Liam went on to say, “Once again we find ourselves reiterating the call for an end to Direct Provision. It is a system that is controlling and demeaning by its very nature. The total denial of self-sufficiency, and the indignity foisted upon residents within enclosed institutional settings will become yet another shameful part of Irish history.”
Ellie, a current resident of Direct Provision said, “It is important for us to come together to mark this date. So many people, including children, are suffering under this system. We need hope, we need to know that the change that is so badly needed is on its way. That is why today we are sending a clear message to the Government and the Working Group: Stop the suffering. Stop the damage. Hopes have been raised, please do not let us down again.”
Tomorrow, Friday 10 April 2015 (the precise anniversary), asylum seekers and supporters will gather outside the Department of Justice at 1 pm for a moments silence for the years of limbo, the children growing up, and the lives lost in the Direct Provision system.
Caroline Reid, Communications Officer with the Irish Refugee Council and co-organiser of #DirectProvision15, 085 858 5510
Direct Provision: A Select Timeline (the third edition), by Liam Thornton
10 April event will include speakers who have experienced life inside Direct Provision, large colourful cards that spell out the word ‘Hope’ and flowers. A moments silence will then take place to mark this unfortunate anniversary.
Direct Provision was established as a short-term accommodation solution to house people seeking asylum in Ireland. 15 years on, people spend an average of four years in these centres, some have spent upwards of ten years.
A Protest Poem
Written by Donal O’Kelly in April 2000
Sleeping, eating, thinking,
Sleeping, eating, thinking,
Fifteen pounds a week – what else but
Sleeping, eating, thinking.
You’re in your rainy centre
Looking out the door
On your fourth cup of too-weak tea
At the people passing by
In cars and on buses and wheeling bikes
Mammies with buggies and kids with mits
And a lollipop lady dodging the splashes
From lorries in the pothole puddles …
And you think
How you would like
To have somewhere to go
And something busy to do
In the falling morning rain
But you’re consigned, asylum-seeker
You’re confined to
Sleeping, eating, thinking,
Sleeping, eating, thinking,
On fifteen pounds a week – what else but
Sleeping – eating – thinking.
Meanwhile, in Dublin Continue reading “#DirectProvision15: Direct Provision A Protest Poem”
15 years ago a system was signed off by some civil servants. This system now called direct provision was meant to accommodate those seeking asylum for a period of 6 months. Today the system prides itself for having been in place for 15 years. It has continued to exist with impunity and has denied asylum seekers the basic right of freedom to even choose what to eat and when to eat it. Parents cannot cook for their children and have been denied the right to work.
Direct provision is a moving target. There are no signs to end it; the government is talking of reforming it. Asylum rights campaigners are demanding for an end to direct provision. The million dollar question is who is direct provision meant to serve? Does it give value for money to the tax payer? Why did the government endorse a profit model to a public good? Should asylum seekers be treated any better? Continue reading “#DirectProvision15: Mathematical Dilemma about Direct Provision”

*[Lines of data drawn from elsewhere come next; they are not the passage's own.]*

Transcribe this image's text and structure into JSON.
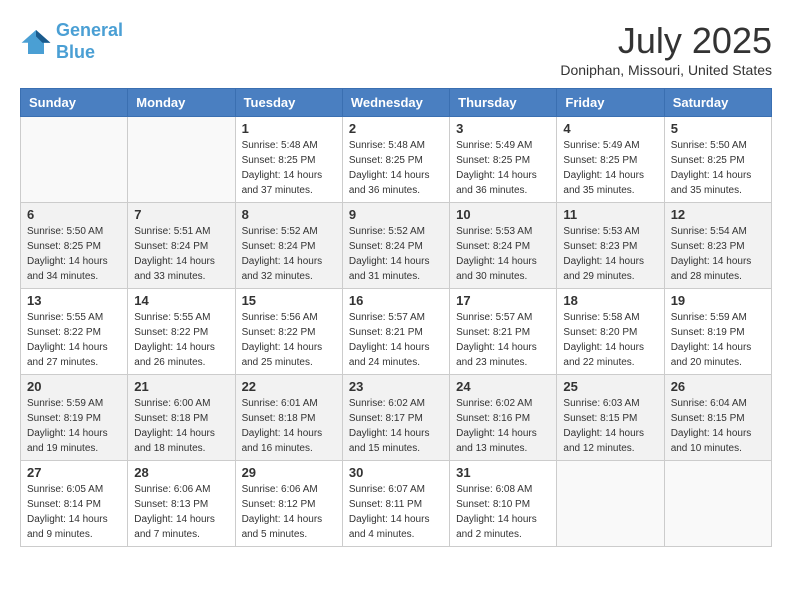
{
  "logo": {
    "line1": "General",
    "line2": "Blue"
  },
  "title": "July 2025",
  "subtitle": "Doniphan, Missouri, United States",
  "weekdays": [
    "Sunday",
    "Monday",
    "Tuesday",
    "Wednesday",
    "Thursday",
    "Friday",
    "Saturday"
  ],
  "weeks": [
    [
      {
        "day": "",
        "info": ""
      },
      {
        "day": "",
        "info": ""
      },
      {
        "day": "1",
        "info": "Sunrise: 5:48 AM\nSunset: 8:25 PM\nDaylight: 14 hours\nand 37 minutes."
      },
      {
        "day": "2",
        "info": "Sunrise: 5:48 AM\nSunset: 8:25 PM\nDaylight: 14 hours\nand 36 minutes."
      },
      {
        "day": "3",
        "info": "Sunrise: 5:49 AM\nSunset: 8:25 PM\nDaylight: 14 hours\nand 36 minutes."
      },
      {
        "day": "4",
        "info": "Sunrise: 5:49 AM\nSunset: 8:25 PM\nDaylight: 14 hours\nand 35 minutes."
      },
      {
        "day": "5",
        "info": "Sunrise: 5:50 AM\nSunset: 8:25 PM\nDaylight: 14 hours\nand 35 minutes."
      }
    ],
    [
      {
        "day": "6",
        "info": "Sunrise: 5:50 AM\nSunset: 8:25 PM\nDaylight: 14 hours\nand 34 minutes."
      },
      {
        "day": "7",
        "info": "Sunrise: 5:51 AM\nSunset: 8:24 PM\nDaylight: 14 hours\nand 33 minutes."
      },
      {
        "day": "8",
        "info": "Sunrise: 5:52 AM\nSunset: 8:24 PM\nDaylight: 14 hours\nand 32 minutes."
      },
      {
        "day": "9",
        "info": "Sunrise: 5:52 AM\nSunset: 8:24 PM\nDaylight: 14 hours\nand 31 minutes."
      },
      {
        "day": "10",
        "info": "Sunrise: 5:53 AM\nSunset: 8:24 PM\nDaylight: 14 hours\nand 30 minutes."
      },
      {
        "day": "11",
        "info": "Sunrise: 5:53 AM\nSunset: 8:23 PM\nDaylight: 14 hours\nand 29 minutes."
      },
      {
        "day": "12",
        "info": "Sunrise: 5:54 AM\nSunset: 8:23 PM\nDaylight: 14 hours\nand 28 minutes."
      }
    ],
    [
      {
        "day": "13",
        "info": "Sunrise: 5:55 AM\nSunset: 8:22 PM\nDaylight: 14 hours\nand 27 minutes."
      },
      {
        "day": "14",
        "info": "Sunrise: 5:55 AM\nSunset: 8:22 PM\nDaylight: 14 hours\nand 26 minutes."
      },
      {
        "day": "15",
        "info": "Sunrise: 5:56 AM\nSunset: 8:22 PM\nDaylight: 14 hours\nand 25 minutes."
      },
      {
        "day": "16",
        "info": "Sunrise: 5:57 AM\nSunset: 8:21 PM\nDaylight: 14 hours\nand 24 minutes."
      },
      {
        "day": "17",
        "info": "Sunrise: 5:57 AM\nSunset: 8:21 PM\nDaylight: 14 hours\nand 23 minutes."
      },
      {
        "day": "18",
        "info": "Sunrise: 5:58 AM\nSunset: 8:20 PM\nDaylight: 14 hours\nand 22 minutes."
      },
      {
        "day": "19",
        "info": "Sunrise: 5:59 AM\nSunset: 8:19 PM\nDaylight: 14 hours\nand 20 minutes."
      }
    ],
    [
      {
        "day": "20",
        "info": "Sunrise: 5:59 AM\nSunset: 8:19 PM\nDaylight: 14 hours\nand 19 minutes."
      },
      {
        "day": "21",
        "info": "Sunrise: 6:00 AM\nSunset: 8:18 PM\nDaylight: 14 hours\nand 18 minutes."
      },
      {
        "day": "22",
        "info": "Sunrise: 6:01 AM\nSunset: 8:18 PM\nDaylight: 14 hours\nand 16 minutes."
      },
      {
        "day": "23",
        "info": "Sunrise: 6:02 AM\nSunset: 8:17 PM\nDaylight: 14 hours\nand 15 minutes."
      },
      {
        "day": "24",
        "info": "Sunrise: 6:02 AM\nSunset: 8:16 PM\nDaylight: 14 hours\nand 13 minutes."
      },
      {
        "day": "25",
        "info": "Sunrise: 6:03 AM\nSunset: 8:15 PM\nDaylight: 14 hours\nand 12 minutes."
      },
      {
        "day": "26",
        "info": "Sunrise: 6:04 AM\nSunset: 8:15 PM\nDaylight: 14 hours\nand 10 minutes."
      }
    ],
    [
      {
        "day": "27",
        "info": "Sunrise: 6:05 AM\nSunset: 8:14 PM\nDaylight: 14 hours\nand 9 minutes."
      },
      {
        "day": "28",
        "info": "Sunrise: 6:06 AM\nSunset: 8:13 PM\nDaylight: 14 hours\nand 7 minutes."
      },
      {
        "day": "29",
        "info": "Sunrise: 6:06 AM\nSunset: 8:12 PM\nDaylight: 14 hours\nand 5 minutes."
      },
      {
        "day": "30",
        "info": "Sunrise: 6:07 AM\nSunset: 8:11 PM\nDaylight: 14 hours\nand 4 minutes."
      },
      {
        "day": "31",
        "info": "Sunrise: 6:08 AM\nSunset: 8:10 PM\nDaylight: 14 hours\nand 2 minutes."
      },
      {
        "day": "",
        "info": ""
      },
      {
        "day": "",
        "info": ""
      }
    ]
  ]
}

This video is from a group of Occupational Therapy students. Kerrie McGroarty writes: “As part of our college work myself and a group of other students created a video looking at the impact not being allowed to work has on asylum seekers.”